Almost each time I go out with my scooter I face an issue of disableism. Sometimes it is a complete lack of access, and at other times it is ableist commentary. The best place to buy fruit, vegetables and meat in the city is Lococo's. I was in there recently buying groceries for my family, when the woman behind me was searched. Coincidentally, she was also in a scooter, but unlike me, hers was visibly old and her clothing marked her as decidedly poor. When she was finished being searched by the cashier, the cashier walked away saying scooter users are the worst and should not be allowed in. I over heard her, and immediately confronted her, asking her loudly to repeat what she said about scooter users. My thought was that if she was bold enough to say it under her breathe, she should be bold enough to announce her bigotry to the rest of the people in the store.
We went outside were she told me that the woman that she had searched had been banned from several grocery stores ,and that she did not believe that she was truly disabled, because she sometimes walked.
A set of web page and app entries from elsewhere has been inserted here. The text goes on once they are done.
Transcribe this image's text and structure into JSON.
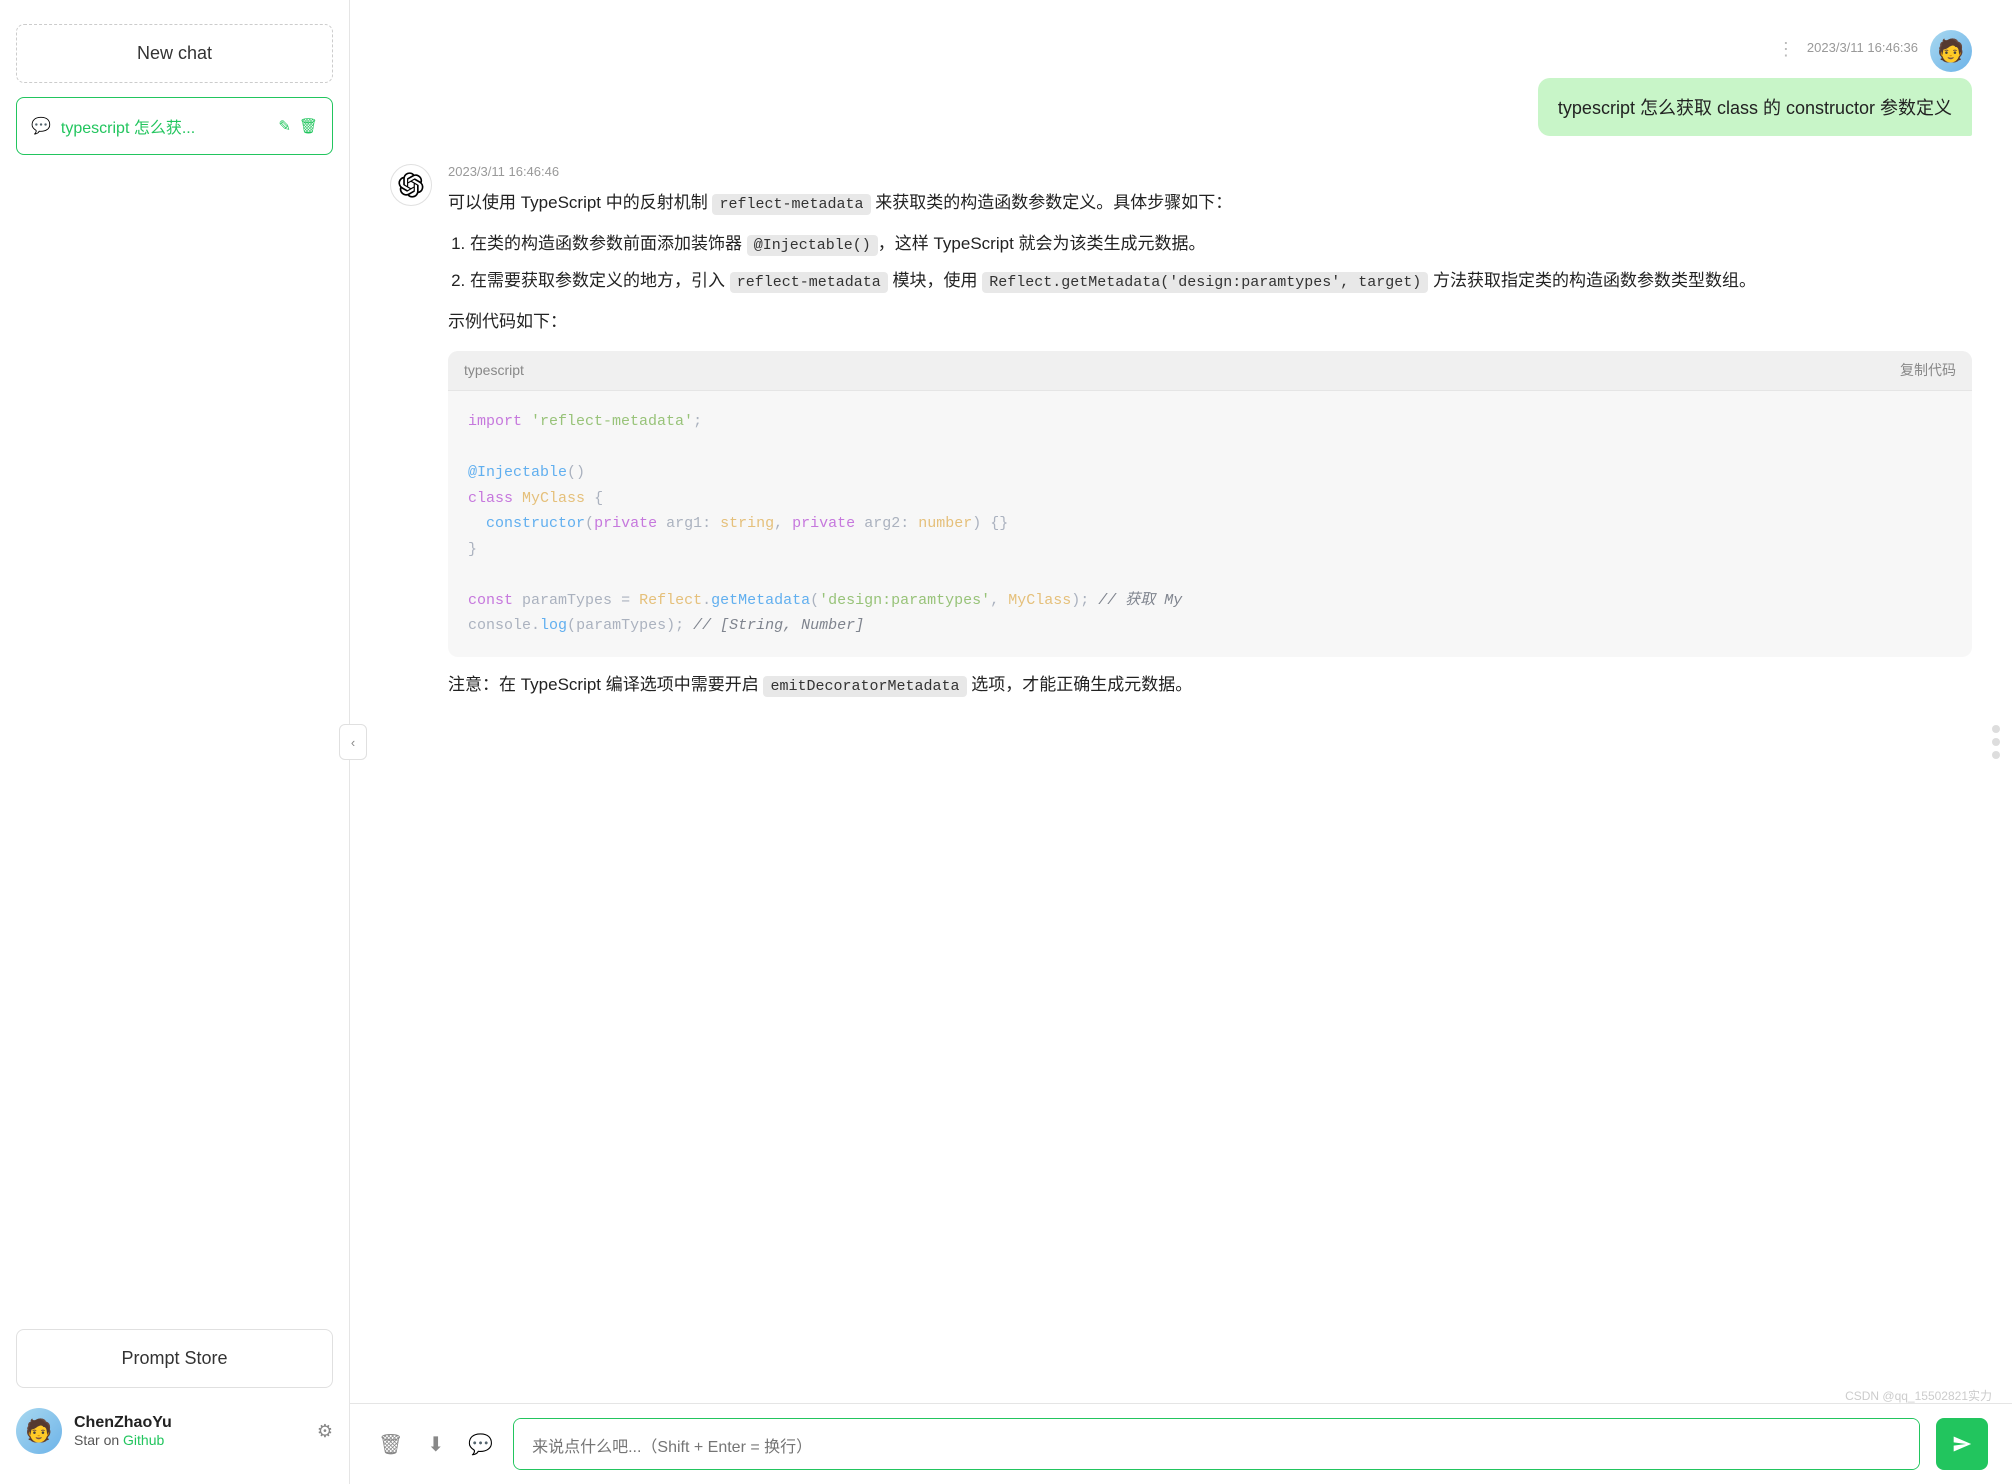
{
  "sidebar": {
    "new_chat_label": "New chat",
    "chat_items": [
      {
        "id": "chat-1",
        "icon": "💬",
        "title": "typescript 怎么获...",
        "full_title": "typescript 怎么获取 class 的 constructor 参数定义"
      }
    ],
    "prompt_store_label": "Prompt Store",
    "user": {
      "name": "ChenZhaoYu",
      "sub_text": "Star on ",
      "sub_link": "Github",
      "sub_link_url": "#"
    }
  },
  "chat": {
    "messages": [
      {
        "type": "user",
        "timestamp": "2023/3/11 16:46:36",
        "content": "typescript 怎么获取 class 的 constructor 参数定义"
      },
      {
        "type": "ai",
        "timestamp": "2023/3/11 16:46:46",
        "intro": "可以使用 TypeScript 中的反射机制 reflect-metadata 来获取类的构造函数参数定义。具体步骤如下：",
        "steps": [
          "在类的构造函数参数前面添加装饰器 @Injectable()，这样 TypeScript 就会为该类生成元数据。",
          "在需要获取参数定义的地方，引入 reflect-metadata 模块，使用 Reflect.getMetadata('design:paramtypes', target) 方法获取指定类的构造函数参数类型数组。"
        ],
        "example_intro": "示例代码如下：",
        "code_lang": "typescript",
        "copy_label": "复制代码",
        "note": "注意：在 TypeScript 编译选项中需要开启 emitDecoratorMetadata 选项，才能正确生成元数据。"
      }
    ]
  },
  "input": {
    "placeholder": "来说点什么吧...（Shift + Enter = 换行）"
  },
  "watermark": "CSDN @qq_15502821实力",
  "icons": {
    "collapse": "‹",
    "edit": "✎",
    "delete": "🗑",
    "delete_btn": "🗑",
    "download": "⬇",
    "chat_msg": "💬",
    "settings": "⚙",
    "send": "➤"
  }
}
First off, if the woman was stealing food, it is because she is hungry. I understand that they have a business to run, however, the government only pays out 1000 per month to live on if you are on a disability pension. Try paying rent and then attempting to eat on that. I also pointed out that her scooter had nothing to do with her alleged theft. There are plenty of people that steal, and stealing is certainly not the preserve of disabled people. I then went on to inform her that her decision that the woman was not disabled was highly ableist. Just because someone is feeling well enough to walk sometimes, and is unable to do at other times, does not in any way negate their disability.
One of the issues I have found with disability, is that "regular" able bodied people, feel as though they have the right to act as gatekeepers. If our bodies do not match with their version of disability, they are ready to declare us fakers and abusers of the system. I wonder if they realize the hoops one has to jump through to get government disability? Furthermore, living off 12,000 dollars a year is far from living high on the hog; what it is, is living below the poverty line. In many ways, I am extremely fortunate, because thanks to having a good job before becoming disabled, I receive a great disability pension, but many are not in the same situation as myself. Not only do I receive a good pension, I have a partner who is employed full time, and earns a decent wage. Not all disabled people are impoverished, but a good percentage are -- simply because they are unable to work, and the pension offered by the government is substandard. All of this amounts to increasing the amount of open bigotry and hostility that we face.
What I have come to learn, is that disableism, like every other ism is absolutely institutionalized. There is purposeful impoverishment from the government, a lack of access, which means a lack of jobs, as well as difficulty getting basic services, limited transportation opportunities, and erasure from the media. All of this informs the social opinions of society, thus supporting the idea that disabled people are to be understood as "other," who drain from society, rather than contributing. Each time I confront disableism, I am forced into defending myself, but even as I do so, I know that nothing will change, because disableism is woven into the very fabric of our society.